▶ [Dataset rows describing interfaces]
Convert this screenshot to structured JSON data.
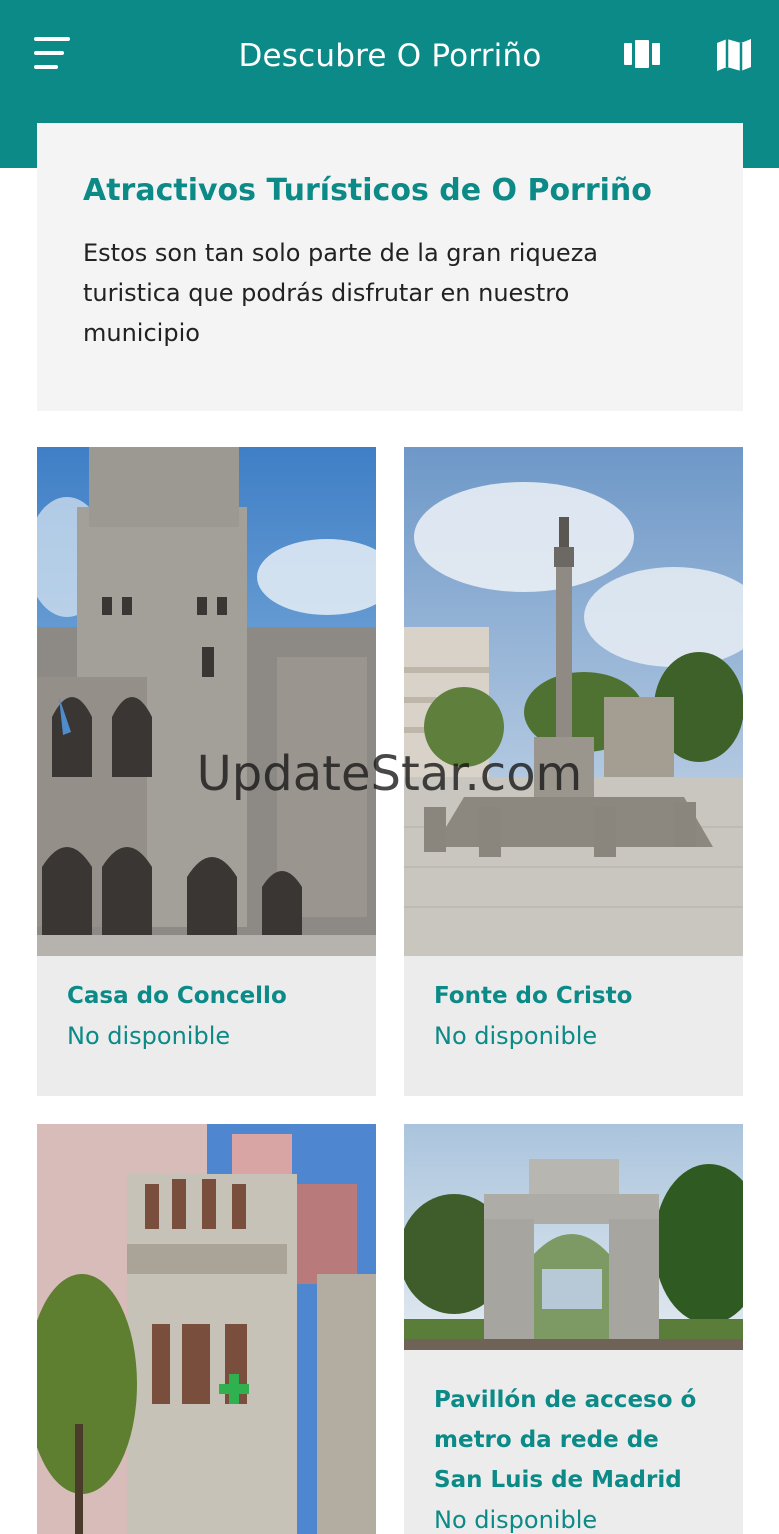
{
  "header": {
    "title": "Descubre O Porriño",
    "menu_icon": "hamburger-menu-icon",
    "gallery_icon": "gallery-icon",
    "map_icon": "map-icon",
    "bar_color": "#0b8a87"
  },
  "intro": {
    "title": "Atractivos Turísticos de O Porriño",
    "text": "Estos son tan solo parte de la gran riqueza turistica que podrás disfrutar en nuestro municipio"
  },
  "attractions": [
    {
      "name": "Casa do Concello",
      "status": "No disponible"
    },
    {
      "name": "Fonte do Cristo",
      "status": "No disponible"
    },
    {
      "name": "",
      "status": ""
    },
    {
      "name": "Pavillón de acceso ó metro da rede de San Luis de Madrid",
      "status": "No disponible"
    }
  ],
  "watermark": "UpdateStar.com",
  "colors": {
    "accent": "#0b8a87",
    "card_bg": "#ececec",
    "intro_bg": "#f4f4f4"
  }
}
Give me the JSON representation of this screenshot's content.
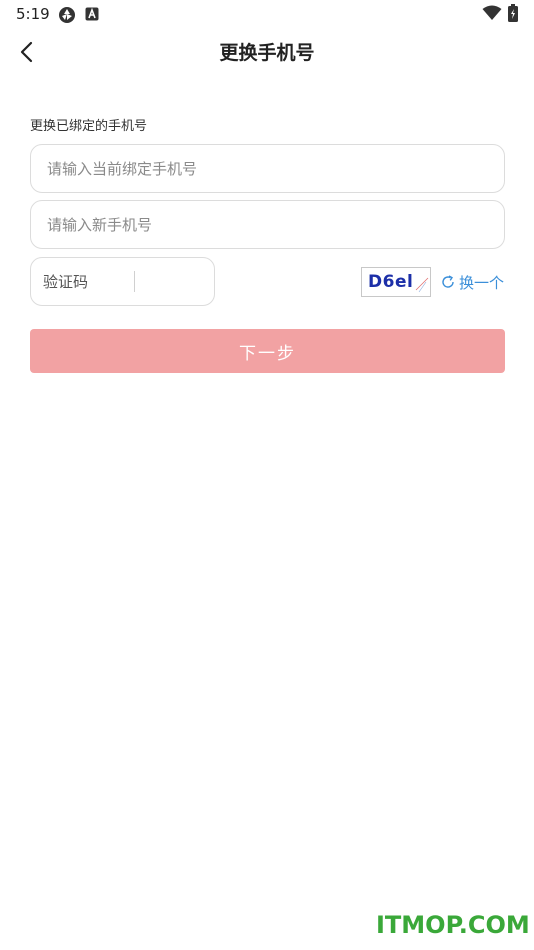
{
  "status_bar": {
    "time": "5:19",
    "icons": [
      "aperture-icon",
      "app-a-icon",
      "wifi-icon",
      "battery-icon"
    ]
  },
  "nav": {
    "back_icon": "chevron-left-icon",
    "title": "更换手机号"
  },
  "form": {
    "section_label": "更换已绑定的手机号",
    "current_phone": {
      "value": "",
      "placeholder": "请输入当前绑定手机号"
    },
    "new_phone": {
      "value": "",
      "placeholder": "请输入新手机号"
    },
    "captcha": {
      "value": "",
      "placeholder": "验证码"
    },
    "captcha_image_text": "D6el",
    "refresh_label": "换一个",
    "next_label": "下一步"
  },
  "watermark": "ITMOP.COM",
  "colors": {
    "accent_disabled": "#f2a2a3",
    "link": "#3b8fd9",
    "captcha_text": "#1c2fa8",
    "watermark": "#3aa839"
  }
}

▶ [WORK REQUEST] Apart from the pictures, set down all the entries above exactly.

▶ [RESULT BELOW]
Convert this screenshot to structured JSON data.
{
  "header": {
    "title": "Descubre O Porriño",
    "menu_icon": "hamburger-menu-icon",
    "gallery_icon": "gallery-icon",
    "map_icon": "map-icon",
    "bar_color": "#0b8a87"
  },
  "intro": {
    "title": "Atractivos Turísticos de O Porriño",
    "text": "Estos son tan solo parte de la gran riqueza turistica que podrás disfrutar en nuestro municipio"
  },
  "attractions": [
    {
      "name": "Casa do Concello",
      "status": "No disponible"
    },
    {
      "name": "Fonte do Cristo",
      "status": "No disponible"
    },
    {
      "name": "",
      "status": ""
    },
    {
      "name": "Pavillón de acceso ó metro da rede de San Luis de Madrid",
      "status": "No disponible"
    }
  ],
  "watermark": "UpdateStar.com",
  "colors": {
    "accent": "#0b8a87",
    "card_bg": "#ececec",
    "intro_bg": "#f4f4f4"
  }
}
Give me the JSON representation of this screenshot's content.
{
  "status_bar": {
    "time": "5:19",
    "icons": [
      "aperture-icon",
      "app-a-icon",
      "wifi-icon",
      "battery-icon"
    ]
  },
  "nav": {
    "back_icon": "chevron-left-icon",
    "title": "更换手机号"
  },
  "form": {
    "section_label": "更换已绑定的手机号",
    "current_phone": {
      "value": "",
      "placeholder": "请输入当前绑定手机号"
    },
    "new_phone": {
      "value": "",
      "placeholder": "请输入新手机号"
    },
    "captcha": {
      "value": "",
      "placeholder": "验证码"
    },
    "captcha_image_text": "D6el",
    "refresh_label": "换一个",
    "next_label": "下一步"
  },
  "watermark": "ITMOP.COM",
  "colors": {
    "accent_disabled": "#f2a2a3",
    "link": "#3b8fd9",
    "captcha_text": "#1c2fa8",
    "watermark": "#3aa839"
  }
}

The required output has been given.